Odd-job men, in the waiting

Odd job men.jpg

It can be a hard task to wait, so in lieu of patience, sleepiness ensures. Similar to my previous post, Bookends, this also a snapshot of how people work. The men in question are actually odd-job men. Not unlike the Oddjob in Ian Fleming’s Goldfinger these guys, aren’t at all deadly but are for hire. Odd job in name only, they’ll take all comers since that’s the nature of their game. Seemingly unemployed their only recourse is this. Sort of like The Goodies, they’ll do anything, anywhere, any time.

Advertisements

Fuzz(y) impressions, brushes with the law

This slideshow requires JavaScript.

The fuzz, Mr Plod or just the police. Impressions are lent by what’s around you, especially the first time. My impression of the police stems from my time in New Zealand. Yes, I am a Kiwi and proud of it.

Big cars, a clean and pressed uniform replete with cap made them look official and impressive. That aside, most of them look like rugby players. I heard that most of them bulk up at the gym.

But this entry is really directed at their vehicular mode of transport. Their wheels are, the biggest object that lends the impression.

NZ police have always tended to drive big cars. Back in the 70’s it was the Holden HQ. Come to think of it, the NZP has had a long line of Holdens. Going from the Holden Commodore, Commodore, and.. Commodore.  It’s quite a lineage.

The next photo is the Vatican Police. Given the size of Vatican square, it’s a small car. The photo speaks for itself. I did actually have a brush with real police (actually an undercover detective) who seemed to appear from no-where. I just happened to be asked for directions by a Greek national (also on holiday).  I think the Crumpler photo bag gave the impression that I had drugs inside of my bag. They went as quickly as they came.

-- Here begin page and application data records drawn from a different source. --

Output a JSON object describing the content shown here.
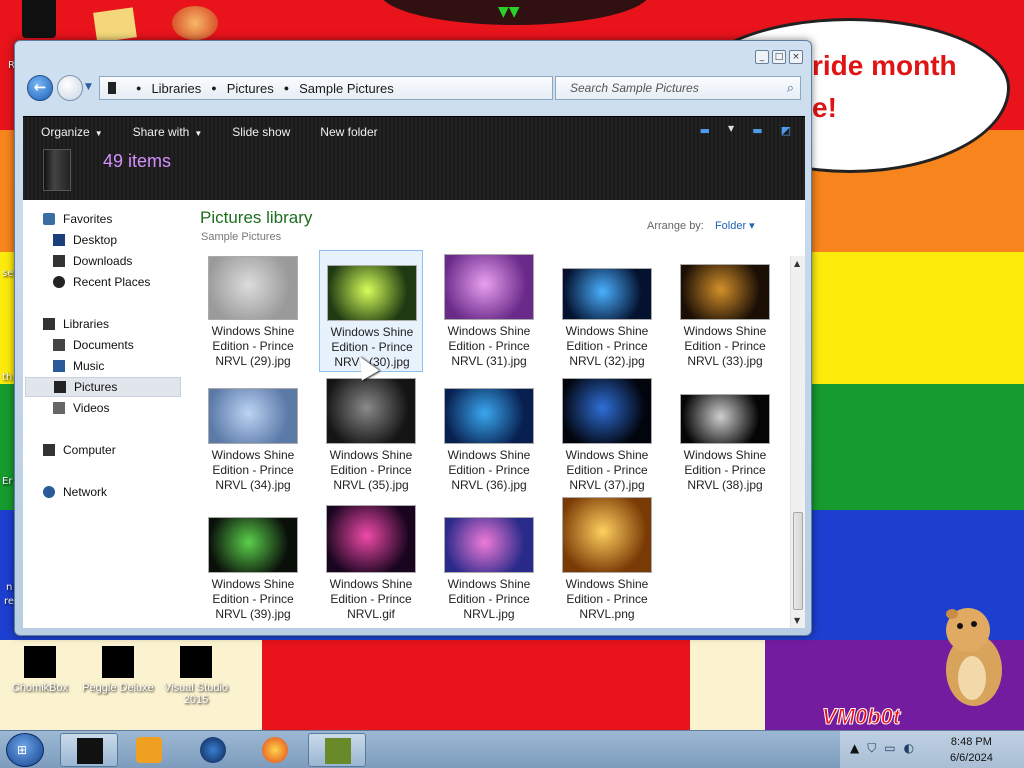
{
  "desktop": {
    "bubble_text": "ride month\ne!",
    "watermark": "VM0b0t",
    "icons": [
      {
        "label": "ChomikBox"
      },
      {
        "label": "Peggle Deluxe"
      },
      {
        "label": "Visual Studio 2015"
      }
    ],
    "edge_labels": [
      "R",
      "se",
      "th",
      "Er",
      "n",
      "re"
    ]
  },
  "window": {
    "caption": {
      "minimize": "_",
      "maximize": "□",
      "close": "×"
    },
    "address": {
      "breadcrumbs": [
        "Libraries",
        "Pictures",
        "Sample Pictures"
      ],
      "search_placeholder": "Search Sample Pictures"
    },
    "toolbar": {
      "organize": "Organize",
      "share_with": "Share with",
      "slide_show": "Slide show",
      "new_folder": "New folder",
      "items_count": "49 items"
    },
    "nav": {
      "favorites": "Favorites",
      "desktop": "Desktop",
      "downloads": "Downloads",
      "recent_places": "Recent Places",
      "libraries": "Libraries",
      "documents": "Documents",
      "music": "Music",
      "pictures": "Pictures",
      "videos": "Videos",
      "computer": "Computer",
      "network": "Network"
    },
    "content": {
      "title": "Pictures library",
      "subtitle": "Sample Pictures",
      "arrange_by_label": "Arrange by:",
      "arrange_by_value": "Folder"
    },
    "files": [
      {
        "line1": "Windows Shine",
        "line2": "Edition - Prince",
        "line3": "NRVL (29).jpg",
        "colors": [
          "#dcdcdc",
          "#9a9a9a"
        ]
      },
      {
        "line1": "Windows Shine",
        "line2": "Edition - Prince",
        "line3": "NRVL (30).jpg",
        "colors": [
          "#d6ff5a",
          "#1f3a12"
        ],
        "selected": true
      },
      {
        "line1": "Windows Shine",
        "line2": "Edition - Prince",
        "line3": "NRVL (31).jpg",
        "colors": [
          "#e8a0f0",
          "#6a2a8a"
        ]
      },
      {
        "line1": "Windows Shine",
        "line2": "Edition - Prince",
        "line3": "NRVL (32).jpg",
        "colors": [
          "#4ab0ff",
          "#041230"
        ]
      },
      {
        "line1": "Windows Shine",
        "line2": "Edition - Prince",
        "line3": "NRVL (33).jpg",
        "colors": [
          "#d4902a",
          "#1a0e05"
        ]
      },
      {
        "line1": "Windows Shine",
        "line2": "Edition - Prince",
        "line3": "NRVL (34).jpg",
        "colors": [
          "#bcd4f4",
          "#5b7aa8"
        ]
      },
      {
        "line1": "Windows Shine",
        "line2": "Edition - Prince",
        "line3": "NRVL (35).jpg",
        "colors": [
          "#8a8a8a",
          "#141414"
        ]
      },
      {
        "line1": "Windows Shine",
        "line2": "Edition - Prince",
        "line3": "NRVL (36).jpg",
        "colors": [
          "#3aa8f0",
          "#082050"
        ]
      },
      {
        "line1": "Windows Shine",
        "line2": "Edition - Prince",
        "line3": "NRVL (37).jpg",
        "colors": [
          "#2e6fd8",
          "#02050e"
        ]
      },
      {
        "line1": "Windows Shine",
        "line2": "Edition - Prince",
        "line3": "NRVL (38).jpg",
        "colors": [
          "#cfcfcf",
          "#050505"
        ]
      },
      {
        "line1": "Windows Shine",
        "line2": "Edition - Prince",
        "line3": "NRVL (39).jpg",
        "colors": [
          "#5ad04a",
          "#0a0f0a"
        ]
      },
      {
        "line1": "Windows Shine",
        "line2": "Edition - Prince",
        "line3": "NRVL.gif",
        "colors": [
          "#f04aa8",
          "#1a0520"
        ]
      },
      {
        "line1": "Windows Shine",
        "line2": "Edition - Prince",
        "line3": "NRVL.jpg",
        "colors": [
          "#f07ad8",
          "#2a2a8a"
        ]
      },
      {
        "line1": "Windows Shine",
        "line2": "Edition - Prince",
        "line3": "NRVL.png",
        "colors": [
          "#ffd060",
          "#7a3a05"
        ]
      }
    ]
  },
  "taskbar": {
    "apps": [
      {
        "icon": "libraries-icon",
        "active": true
      },
      {
        "icon": "media-player-icon"
      },
      {
        "icon": "globe-icon"
      },
      {
        "icon": "firefox-icon"
      },
      {
        "icon": "chomikbox-icon",
        "active": true
      }
    ],
    "clock": {
      "time": "8:48 PM",
      "date": "6/6/2024"
    }
  },
  "colors": {
    "accent": "#1c63b4",
    "library_title": "#1e6e20",
    "items_count": "#d48fff"
  }
}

The picture of the Chinese police, was taken in Shenyang. About six of them were mounted on bicycle. That in itself is okay. I’ve seen Mr Plod on a mountain bike. But these bikes had a red light mounted on the back. What would have been more comical is a light mounted on the helmet ala The Goodies or even Kenny Everett. Though these police officers are meant in no way to appear ‘daggy’.

The ‘Shenyang flying squad’ actually compares well to their Korean counter parts. The motorbikes were a par for the course, also had the red lights mounted on the back. Come to think of it, where else could you cheaply mounted on the bike? Jon and Ponch from the 70’s TV show, CHiPs can feel safe and secure that their image and their Kawasaki motorbikes have not been tainted. I have had encounters with the Korean police. Twice. Once for jaywalking; I got a very stern non-verbal sermons. He used his fore finger as he pointed to me, then to the road. He didn’t smile once. A true professional. The next encounter was much more friendly, in getting lost on the first day in the void, I came upon the local police station. Staggering up, I asked for directions. I was ushered into a police car, driven by a youngish policeman. Sat in the front seat, it was an uneventfull entrance as I pulled up to the school. Their cars, are of course, Korean made, the policemen, from the best Police academies.

One feature of Asian government agencies is the need for cute mascots. The first one is Korean, named ‘Podori’. I don’t know what it translates into English, but the idea was to soften the image of the police force. The Chinese mascot shares the big eyed features of the Korean one except it’s female. Frankly I’ve never seen an Immigration officer smile and salute, let alone have big bug eyes.